Low carbon horticulture study
The Midlands Net Zero Hub commissioned District Eating to produce a series of reports that identify sources of heat and CO 2 from farms and food waste to quantify the energy available from agricultural and food waste.
The project aimed to increase our understanding of the links between energy and the agri-food sector, while also examining mechanisms for change by highlighting agri-food supply chain opportunities and new business models.
The project was split into three work packages:
WP1 – Mapping – The project carried out a mapping study to highlight the opportunities for the development of low-carbon horticulture by understanding the potential for working with the agri-food sector to deliver local heat and power. This helped to match producers of food and waste from agriculture / horticulture with heat and power generation facilities and identify potential energy customers.
WP2 – Micro-feasibility Studies – To examine the outputs of the mapping exercise in more detail, three micro-feasibility studies were conducted to demonstrate how a range of opportunities to co-locate heat users and generators could be exploited. This culminated in the development of business case development for three very different approaches.
WP3 – Future Project Development – The final work package looks to develop the main opportunities that WP2 highlighted, with a view to directing the next phase of the project.
Map showing potential sources of waste heat and engaged stakeholders in the Midlands Net Zero Hub region.
Read the reports
WP1: Stakeholder engagement and mapping
WP2: Micro-feasibility studies
WP2: Micro-feasibility study – Low carbon horticulture at N&N Mason site in Lincolnshire
WP2: Micro-feasibility study – Low carbon horticulture using waste heat from an anaerobic digestion plant in North Lincolnshire
WP2: Micro-feasibility study – Vertical farming
WP3: Project identification and development
Farm of the Future: Journey to Net Zero
Farming occupies 75% of the UK landmass and has a vital role to play in the transition of our rural and bio-resource economies.
The Midlands Net Zero Hub worked with partners including the Royal Agricultural Society for England (RASE) and Innovation for Agriculture (IfA) on a pioneering new study that delivers a vision of how UK farming will respond to climate change.
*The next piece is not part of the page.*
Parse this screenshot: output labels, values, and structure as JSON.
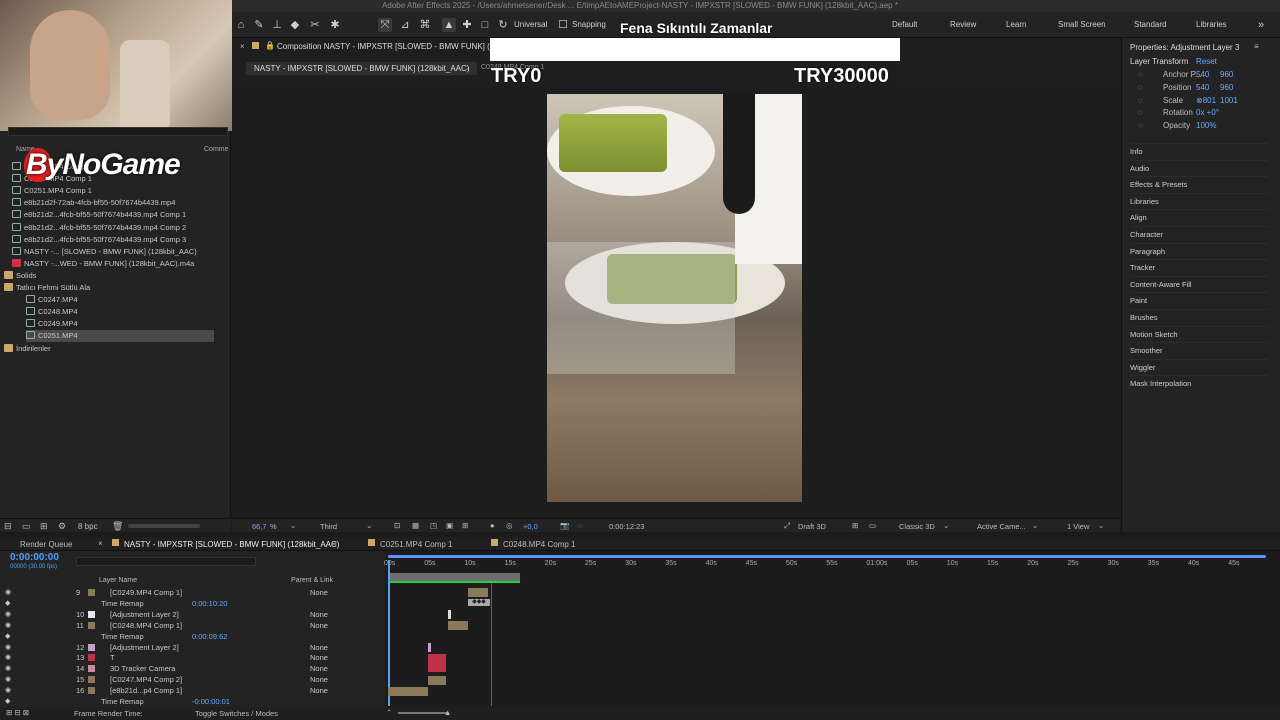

RASE released Farm of the Future: Journey to Net-Zero report in spring 2022 that outlines how the “Farm of the Future” need to examine its role in the need for urgent decarbonisation. The briefing paper helps set the policy agenda to enable farmers to continue their multi-generational work towards a healthier, more resilient and nature-friendly food supply system.
The report is designed to inform policymakers of the options available to farmers and land managers to deliver rural decarbonisation. It identifies a number of topics which need to be addressed including environmental resource management, low carbon energy options, low emission farm vehicles, digital and robotic technology.
Key recommendations cover better valuation of nature and natural capital, approaches to restoring soil health, increasing biodiversity as well as land and water resource management.
Further technical reports – including Decarbonising UK Cereal Production, Decarbonising UK Dairy Production, and Decarbonising Farm Vehicles and Future Fuels – are available on the Royal Agricultural Society of England’s website.